KDC Student wins Silver Medal in VETis Construction
Supported by the Victorian Government, the 2016 WorldSkills Australia National Competition was held from 6 – 8 October at Melbourne Showgrounds. The event was the culmination of months of training for over 500 competitors from across Australia aged 16 – 24 years representing 60 trades and skills, who earned their spot in Melbourne after medaling at the regional level in 2015. Competitors spent a combined total of 16 – 20 hours across three days completing projects aligned with National Training Packages, overseen by 300 judges and assisted by 120 dedicated volunteers.
In addition to the spectacle of competition, the event included a dedicated careers expo and a range of Try’aSkill activities. The WorldSkills competition is the biggest vocational education and skills competition in the world, held every two years. The cycle starts again in 2017 with regional competitions taking place around Victoria, in the search for those students to represent the state at the 2018 WorldSkills Australia National Competition.
For Silver medallist Michael Nguyen, participating in the competition was a chance to extend his skills and meet like – minded students: ‘Coming second in my competition was a dream come true. Meeting people who are as passionate as I am regarding construction and seeing the quality of their skills was amazing. WorldSkills gave me the opportunity to get out into the world and build the confidence and courage to do the things I love.’

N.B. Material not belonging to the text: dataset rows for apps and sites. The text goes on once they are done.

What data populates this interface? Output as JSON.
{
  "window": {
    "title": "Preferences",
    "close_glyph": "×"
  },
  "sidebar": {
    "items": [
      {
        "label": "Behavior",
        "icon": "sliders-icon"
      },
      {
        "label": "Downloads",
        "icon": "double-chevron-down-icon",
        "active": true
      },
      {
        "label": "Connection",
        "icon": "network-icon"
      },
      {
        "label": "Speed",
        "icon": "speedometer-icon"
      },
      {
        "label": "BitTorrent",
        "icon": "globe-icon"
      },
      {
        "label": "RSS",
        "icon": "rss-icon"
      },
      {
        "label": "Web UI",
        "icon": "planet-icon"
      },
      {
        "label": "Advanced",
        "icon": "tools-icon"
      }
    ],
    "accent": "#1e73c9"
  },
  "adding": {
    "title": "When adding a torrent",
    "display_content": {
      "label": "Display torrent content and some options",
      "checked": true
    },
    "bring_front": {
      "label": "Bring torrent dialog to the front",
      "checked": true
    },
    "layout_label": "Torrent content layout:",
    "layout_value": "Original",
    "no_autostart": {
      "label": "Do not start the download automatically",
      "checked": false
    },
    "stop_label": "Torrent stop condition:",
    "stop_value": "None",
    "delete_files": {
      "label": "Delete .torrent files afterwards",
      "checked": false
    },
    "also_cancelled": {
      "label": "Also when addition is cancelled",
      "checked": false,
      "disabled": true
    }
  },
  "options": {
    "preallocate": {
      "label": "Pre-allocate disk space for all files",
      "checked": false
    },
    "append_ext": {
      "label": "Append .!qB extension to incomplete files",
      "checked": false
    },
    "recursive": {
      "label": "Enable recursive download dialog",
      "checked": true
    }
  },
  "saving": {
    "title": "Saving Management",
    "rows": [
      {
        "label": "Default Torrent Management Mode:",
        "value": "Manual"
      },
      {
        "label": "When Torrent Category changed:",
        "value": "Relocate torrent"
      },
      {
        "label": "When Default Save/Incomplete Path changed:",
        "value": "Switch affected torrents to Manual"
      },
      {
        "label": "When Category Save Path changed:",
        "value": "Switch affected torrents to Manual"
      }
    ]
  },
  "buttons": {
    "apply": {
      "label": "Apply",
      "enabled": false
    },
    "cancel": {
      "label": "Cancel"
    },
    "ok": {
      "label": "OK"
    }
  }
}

‘The VETiS categories give students an incredible opportunity to practise their skills and demonstrate what they have been learning in a pressure situation,’ Mick Prato WorldSkills Victorian Regional Coordinator said. ‘We would love to see more Victorian school students participate; it is an experience that they will never forget.’